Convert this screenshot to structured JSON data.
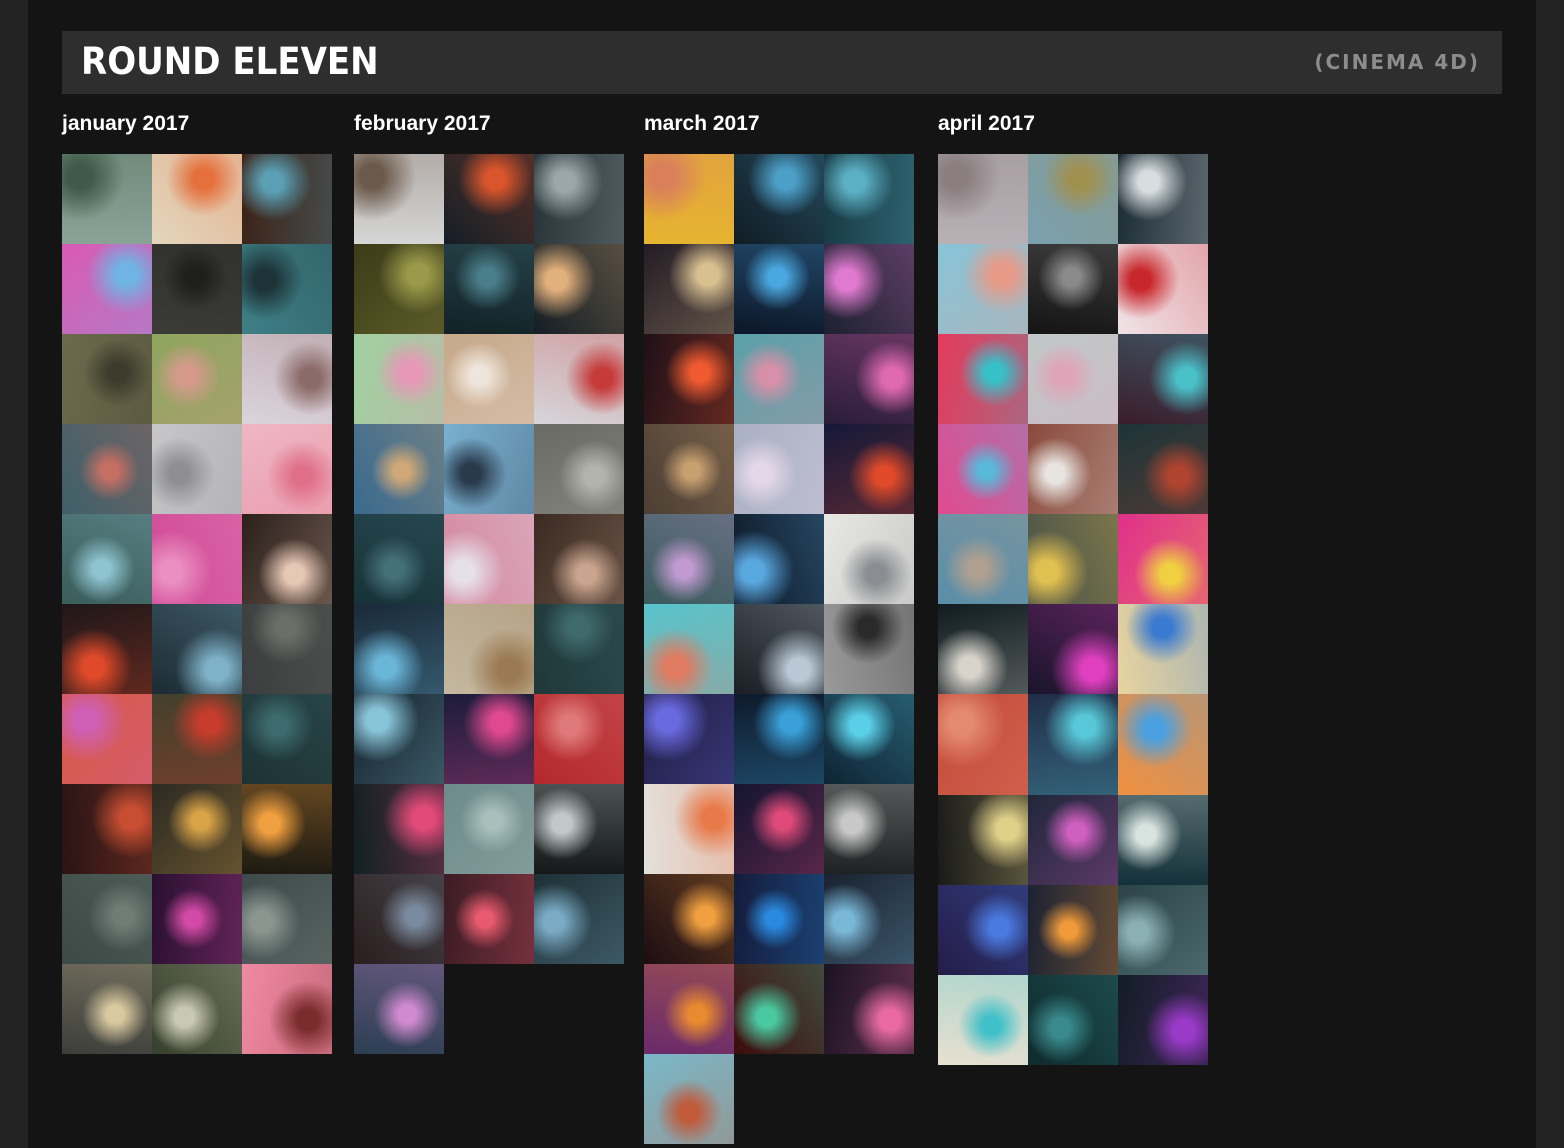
{
  "header": {
    "title": "ROUND ELEVEN",
    "subtitle": "(CINEMA 4D)"
  },
  "months": [
    {
      "label": "january 2017",
      "tiles": [
        [
          "#8aa397",
          "#3f5a48"
        ],
        [
          "#e3d6bd",
          "#e5703c"
        ],
        [
          "#3b2216",
          "#5a9fb4"
        ],
        [
          "#d95ab4",
          "#6fb4e4"
        ],
        [
          "#3a3a36",
          "#1e1e1c"
        ],
        [
          "#3e7f86",
          "#1c3337"
        ],
        [
          "#6b6a4c",
          "#3d3b2c"
        ],
        [
          "#8ea55e",
          "#d69a8c"
        ],
        [
          "#dcd4dc",
          "#8c6a68"
        ],
        [
          "#3f5f68",
          "#c56f63"
        ],
        [
          "#c7c7c9",
          "#8f8f92"
        ],
        [
          "#efb6c3",
          "#e0708a"
        ],
        [
          "#3a5c5a",
          "#8ec3cf"
        ],
        [
          "#d04b96",
          "#eb8ec2"
        ],
        [
          "#2b1f1a",
          "#e7c7b5"
        ],
        [
          "#1f1719",
          "#e04a2a"
        ],
        [
          "#1c2b33",
          "#7fb2c9"
        ],
        [
          "#3a3e3e",
          "#6a7068"
        ],
        [
          "#d75a45",
          "#cf5fb4"
        ],
        [
          "#42402c",
          "#c73c2c"
        ],
        [
          "#1d3234",
          "#3d6a6c"
        ],
        [
          "#2a1414",
          "#c84e32"
        ],
        [
          "#2c2a22",
          "#d9a448"
        ],
        [
          "#1e1a12",
          "#f0a040"
        ],
        [
          "#3c4a46",
          "#6e7e76"
        ],
        [
          "#2a1030",
          "#d24aa6"
        ],
        [
          "#3e4a4a",
          "#8b9690"
        ],
        [
          "#3c3e3a",
          "#d9c9a0"
        ],
        [
          "#36402c",
          "#c8c8b4"
        ],
        [
          "#f08aa4",
          "#7a2c2c"
        ]
      ]
    },
    {
      "label": "february 2017",
      "tiles": [
        [
          "#d6d6d6",
          "#6b5a4c"
        ],
        [
          "#141e26",
          "#d9552c"
        ],
        [
          "#283438",
          "#9aa8ac"
        ],
        [
          "#3b3b18",
          "#9a9a4a"
        ],
        [
          "#122226",
          "#4a7e8a"
        ],
        [
          "#141e24",
          "#e2b07c"
        ],
        [
          "#a0d0a0",
          "#e897b6"
        ],
        [
          "#c7a88a",
          "#eee6dc"
        ],
        [
          "#d6d6da",
          "#c63a3a"
        ],
        [
          "#3a6a8e",
          "#d0a878"
        ],
        [
          "#7ab0d0",
          "#2a3a4c"
        ],
        [
          "#6a6a64",
          "#b4b4ae"
        ],
        [
          "#173238",
          "#45707a"
        ],
        [
          "#d488a0",
          "#e6e0e8"
        ],
        [
          "#3a2a22",
          "#c9a48e"
        ],
        [
          "#1a2a38",
          "#6ab6d8"
        ],
        [
          "#c4b8a0",
          "#9a7a52"
        ],
        [
          "#20383a",
          "#3f6a6c"
        ],
        [
          "#14222c",
          "#88c4d8"
        ],
        [
          "#1c1c3a",
          "#e04890"
        ],
        [
          "#b4282c",
          "#e07a7a"
        ],
        [
          "#122024",
          "#e24a7a"
        ],
        [
          "#6e8a8a",
          "#a8c0bc"
        ],
        [
          "#141818",
          "#c0c8ca"
        ],
        [
          "#2a1e1e",
          "#7a8a9e"
        ],
        [
          "#3c1c24",
          "#e85a6e"
        ],
        [
          "#1e3036",
          "#7aaac4"
        ],
        [
          "#2c3e52",
          "#d08ad0"
        ]
      ]
    },
    {
      "label": "march 2017",
      "tiles": [
        [
          "#e6b430",
          "#d9805a"
        ],
        [
          "#101c24",
          "#4ca0c8"
        ],
        [
          "#173a44",
          "#5cb0c4"
        ],
        [
          "#241c24",
          "#d8c090"
        ],
        [
          "#0c1628",
          "#4aa8e0"
        ],
        [
          "#1c2030",
          "#e07ad0"
        ],
        [
          "#201018",
          "#f05a30"
        ],
        [
          "#5aa0a8",
          "#d890a8"
        ],
        [
          "#2a1c3a",
          "#e06ab0"
        ],
        [
          "#4c3e34",
          "#c8a070"
        ],
        [
          "#aab0c4",
          "#e4d8e8"
        ],
        [
          "#141838",
          "#e04a2a"
        ],
        [
          "#3a5a5c",
          "#c09ad0"
        ],
        [
          "#0c1624",
          "#5aa8e0"
        ],
        [
          "#e8e8e4",
          "#8a8e92"
        ],
        [
          "#58c4cc",
          "#e07a60"
        ],
        [
          "#1a1e24",
          "#b8c8d4"
        ],
        [
          "#9a9a9a",
          "#2a2a2a"
        ],
        [
          "#1e1c40",
          "#6a6ae0"
        ],
        [
          "#0e1a2c",
          "#3aa0d8"
        ],
        [
          "#0e2434",
          "#5ad0e8"
        ],
        [
          "#e4e0dc",
          "#e87a4a"
        ],
        [
          "#141430",
          "#e04a7a"
        ],
        [
          "#1e2222",
          "#c8c8c8"
        ],
        [
          "#1c0c12",
          "#f0a040"
        ],
        [
          "#141c3c",
          "#2a8ae0"
        ],
        [
          "#1a2230",
          "#7ab8d8"
        ],
        [
          "#6a2a6a",
          "#e88a30"
        ],
        [
          "#3c0c0c",
          "#4ac8a0"
        ],
        [
          "#1a1222",
          "#e86aa0"
        ],
        [
          "#7ab8c8",
          "#c05a3a"
        ]
      ]
    },
    {
      "label": "april 2017",
      "tiles": [
        [
          "#b8b0b4",
          "#8a7e80"
        ],
        [
          "#7aa0b0",
          "#a09050"
        ],
        [
          "#1c2c34",
          "#d8dde0"
        ],
        [
          "#88c4d8",
          "#e89a88"
        ],
        [
          "#141414",
          "#8a8a8a"
        ],
        [
          "#f0e4e8",
          "#c8282c"
        ],
        [
          "#e43a5c",
          "#38c0c8"
        ],
        [
          "#c0c8c8",
          "#e0a4b8"
        ],
        [
          "#3a1c2c",
          "#4ac0c8"
        ],
        [
          "#e04a90",
          "#5ab8d8"
        ],
        [
          "#8a4a3c",
          "#e8e4e0"
        ],
        [
          "#1c3438",
          "#b04430"
        ],
        [
          "#5a8ea8",
          "#b0a090"
        ],
        [
          "#485048",
          "#e0c050"
        ],
        [
          "#e0308a",
          "#f0d040"
        ],
        [
          "#101c20",
          "#d8d4cc"
        ],
        [
          "#18142a",
          "#e040c0"
        ],
        [
          "#e8d4a0",
          "#3a7ad0"
        ],
        [
          "#c44a3a",
          "#e48a70"
        ],
        [
          "#202e48",
          "#58c8d8"
        ],
        [
          "#f09040",
          "#4aa0e0"
        ],
        [
          "#1a1a18",
          "#e0d088"
        ],
        [
          "#20263a",
          "#d060c0"
        ],
        [
          "#143038",
          "#d8e4e0"
        ],
        [
          "#241c48",
          "#4a7ae0"
        ],
        [
          "#1c2232",
          "#f09a3a"
        ],
        [
          "#2c4448",
          "#8ab0b4"
        ],
        [
          "#e8e0d0",
          "#40c0c8"
        ],
        [
          "#0e2a2c",
          "#3a8a8c"
        ],
        [
          "#121c24",
          "#9a3ac8"
        ]
      ]
    }
  ]
}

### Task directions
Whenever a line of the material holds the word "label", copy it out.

### Solution to this exercise
      "label": "january 2017",
      "label": "february 2017",
      "label": "march 2017",
      "label": "april 2017",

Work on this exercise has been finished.